(London: Trübner & Co., 1889). 190 x 142 mm. (7 1/2 x 5 5/8"). xx, [2], 23-254 pp. No. 17 OF 126 COPIES of the Large Paper Edition.

Very attractive navy blue crushed morocco, gilt, by Morrell (stamp-signed on front turn-in), covers with frame of multiple gilt rules with elaborate fleurons at corners, raised bands, spine compartments with central fleuron, gilt titling, gilt-ruled turn-ins, marbled endpapers, top edge gilt. With frontispiece portrait, full-page endpiece, and 15 illustrations in the text by Alfred Crowquill. Houfe 273. Frontisipiece tissue guard with small finger smudge, the occasional marginal stain, otherwise AN EXTREMELY FINE COPY, clean, fresh, and bright internally, in a virtually unworn binding.

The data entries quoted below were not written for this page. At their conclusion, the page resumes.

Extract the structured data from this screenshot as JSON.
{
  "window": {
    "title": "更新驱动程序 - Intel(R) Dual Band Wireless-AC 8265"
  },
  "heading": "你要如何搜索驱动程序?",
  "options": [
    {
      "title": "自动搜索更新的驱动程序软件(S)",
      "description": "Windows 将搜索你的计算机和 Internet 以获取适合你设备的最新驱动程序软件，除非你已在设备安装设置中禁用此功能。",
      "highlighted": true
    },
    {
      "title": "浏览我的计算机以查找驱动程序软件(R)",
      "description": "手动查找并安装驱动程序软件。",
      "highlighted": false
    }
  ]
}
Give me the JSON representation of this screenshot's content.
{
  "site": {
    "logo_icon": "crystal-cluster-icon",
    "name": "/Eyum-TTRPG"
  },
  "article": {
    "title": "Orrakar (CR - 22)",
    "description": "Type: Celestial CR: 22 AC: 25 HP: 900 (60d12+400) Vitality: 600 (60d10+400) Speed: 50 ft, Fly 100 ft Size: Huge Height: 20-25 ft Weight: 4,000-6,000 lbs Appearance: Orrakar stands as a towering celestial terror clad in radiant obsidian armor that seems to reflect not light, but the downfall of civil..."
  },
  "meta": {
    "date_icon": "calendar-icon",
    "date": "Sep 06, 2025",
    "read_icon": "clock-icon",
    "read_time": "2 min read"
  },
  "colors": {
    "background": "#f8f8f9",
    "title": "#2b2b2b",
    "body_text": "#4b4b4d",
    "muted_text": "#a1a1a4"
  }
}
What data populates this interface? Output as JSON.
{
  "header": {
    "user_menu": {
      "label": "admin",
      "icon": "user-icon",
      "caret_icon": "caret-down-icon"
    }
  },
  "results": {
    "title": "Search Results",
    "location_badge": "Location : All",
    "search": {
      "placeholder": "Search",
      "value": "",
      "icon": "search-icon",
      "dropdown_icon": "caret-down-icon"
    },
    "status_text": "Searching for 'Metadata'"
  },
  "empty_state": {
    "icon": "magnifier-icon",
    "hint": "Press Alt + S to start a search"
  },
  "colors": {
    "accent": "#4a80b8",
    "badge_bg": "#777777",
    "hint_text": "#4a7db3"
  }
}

This is a finely bound copy of a work supposedly based upon the real-life adventures of Karl Friedrich Hieronymus, Freiherr von Munchausen, a man known for his original and imaginative stories about his military exploits in Russia. Munchausen was such a popular storyteller that travelers in the area would seek him out just to hear him. It has been conjectured that Raspe (1737-94) was one such listener, though it is unclear how much of Raspe's book came directly from Munchausen. Originally published in 1786 as a 42-page chapbook, it was not even attributed to Raspe until 1824, "by which time it had been reprinted, expanded, illustrated, and translated in a vast number of editions." (DNB) Alfred Crowquill was the name used by brothers Alfred (1804-72) and Charles Forrester, who together wrote and illustrated a number of books. Our copy is notable for its pristine binding by Morrell. Prideaux in her "Modern Bookbindings" says that Morrell had a very large business that supplied "all the booksellers" with bindings "designed by his men" that were "remarkable for their variety and merit."